Nevada Barr | Fiction
I enjoy Nevada Barr and her mysteries about Anna Pigeon, a National Park Ranger. I think it is my own fault, and not Nevada Barr's, that I give Boar Island only three hearts instead of four. I am still recovering my ability to focus amidst my grief, and I found myself confused in the beginning of this book as Barr tells two stories that relate to one another, but do not overlap for quite a while.
Anna Pigeon encounters a new experience in Boar Island, the cyberbullying of Elizabeth, the 16-year-ol daughter of her friend Heath. When Anna accepts a position as acting chief ranger at Acadia National Park, she, Heath and Elizabeth take the opportunity to temporarily move Elizabeth away from her cyberbully by traveling to Boar Island in Maine. Except the cyberbully follows, and Anna finds herself immersed in an intriguing Maine murder.
On page 253, the murderer describes her own actions as absurd. Well, yes, they are absurd! And the absurdities begin to make sense when the two stories merge in powerful manner on page 293. I flew through the last 180 pages of Boar Island, once the tales merged. Interestingly, and rather Nevada Barr-esque, ALL of the major characters in Boar Island are women.

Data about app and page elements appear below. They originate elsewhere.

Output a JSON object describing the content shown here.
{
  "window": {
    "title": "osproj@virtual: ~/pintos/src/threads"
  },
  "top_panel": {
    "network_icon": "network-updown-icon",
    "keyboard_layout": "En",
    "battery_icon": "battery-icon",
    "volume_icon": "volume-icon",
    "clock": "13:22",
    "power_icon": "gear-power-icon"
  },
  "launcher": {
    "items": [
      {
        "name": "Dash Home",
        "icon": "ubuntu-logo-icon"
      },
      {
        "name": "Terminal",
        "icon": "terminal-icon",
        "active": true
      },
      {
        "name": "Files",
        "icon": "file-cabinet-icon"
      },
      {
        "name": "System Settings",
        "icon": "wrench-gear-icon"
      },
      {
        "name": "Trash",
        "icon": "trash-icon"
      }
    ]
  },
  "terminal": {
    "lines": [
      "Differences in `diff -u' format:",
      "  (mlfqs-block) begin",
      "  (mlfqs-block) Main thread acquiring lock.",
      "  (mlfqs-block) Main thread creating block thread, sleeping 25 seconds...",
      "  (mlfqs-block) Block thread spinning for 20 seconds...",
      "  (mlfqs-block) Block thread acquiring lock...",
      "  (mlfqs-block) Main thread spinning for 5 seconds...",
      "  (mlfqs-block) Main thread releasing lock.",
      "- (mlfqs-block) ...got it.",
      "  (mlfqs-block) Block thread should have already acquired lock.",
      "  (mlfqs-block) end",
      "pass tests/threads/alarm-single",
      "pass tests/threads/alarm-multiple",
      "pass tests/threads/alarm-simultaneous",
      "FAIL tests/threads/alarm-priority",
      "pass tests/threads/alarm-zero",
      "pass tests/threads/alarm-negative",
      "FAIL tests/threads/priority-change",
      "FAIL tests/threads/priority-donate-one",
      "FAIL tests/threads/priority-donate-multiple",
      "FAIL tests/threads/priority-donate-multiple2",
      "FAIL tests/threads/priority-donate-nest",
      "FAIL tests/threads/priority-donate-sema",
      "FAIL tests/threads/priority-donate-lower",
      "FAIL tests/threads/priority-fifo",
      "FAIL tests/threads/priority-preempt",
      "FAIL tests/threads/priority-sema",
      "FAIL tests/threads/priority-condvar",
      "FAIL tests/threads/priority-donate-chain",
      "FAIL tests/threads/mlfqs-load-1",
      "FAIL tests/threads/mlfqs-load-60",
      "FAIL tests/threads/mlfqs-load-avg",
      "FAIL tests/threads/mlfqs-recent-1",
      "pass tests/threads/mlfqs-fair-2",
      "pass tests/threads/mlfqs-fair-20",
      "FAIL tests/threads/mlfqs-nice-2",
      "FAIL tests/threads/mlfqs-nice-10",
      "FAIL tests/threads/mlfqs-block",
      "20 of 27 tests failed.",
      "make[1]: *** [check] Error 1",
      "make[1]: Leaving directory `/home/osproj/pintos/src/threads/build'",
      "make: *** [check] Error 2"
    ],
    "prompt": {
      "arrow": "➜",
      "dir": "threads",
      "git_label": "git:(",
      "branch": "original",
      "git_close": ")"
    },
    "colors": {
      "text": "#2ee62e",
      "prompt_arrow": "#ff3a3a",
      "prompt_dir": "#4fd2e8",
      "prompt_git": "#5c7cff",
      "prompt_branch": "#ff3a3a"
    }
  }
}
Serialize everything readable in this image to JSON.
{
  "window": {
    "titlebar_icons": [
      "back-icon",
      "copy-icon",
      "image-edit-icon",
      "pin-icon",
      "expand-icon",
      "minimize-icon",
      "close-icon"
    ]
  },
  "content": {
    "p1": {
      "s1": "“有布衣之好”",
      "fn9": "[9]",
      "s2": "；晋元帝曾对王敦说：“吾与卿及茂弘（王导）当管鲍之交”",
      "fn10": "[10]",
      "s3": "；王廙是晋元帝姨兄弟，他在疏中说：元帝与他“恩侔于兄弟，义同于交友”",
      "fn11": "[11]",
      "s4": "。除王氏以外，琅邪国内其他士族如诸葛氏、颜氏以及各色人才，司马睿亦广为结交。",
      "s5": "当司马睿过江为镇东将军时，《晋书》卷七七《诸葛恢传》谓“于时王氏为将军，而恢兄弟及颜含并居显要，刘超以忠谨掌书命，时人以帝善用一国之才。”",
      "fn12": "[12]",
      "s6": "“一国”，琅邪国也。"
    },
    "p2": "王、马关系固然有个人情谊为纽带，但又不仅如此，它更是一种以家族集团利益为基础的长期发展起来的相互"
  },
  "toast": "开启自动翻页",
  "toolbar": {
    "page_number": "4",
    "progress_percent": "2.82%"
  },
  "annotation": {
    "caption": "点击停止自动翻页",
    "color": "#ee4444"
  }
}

So, whether or not this book has a slow start (I don't fully trust my own assessment here) it certainly has a fast and engaging finish!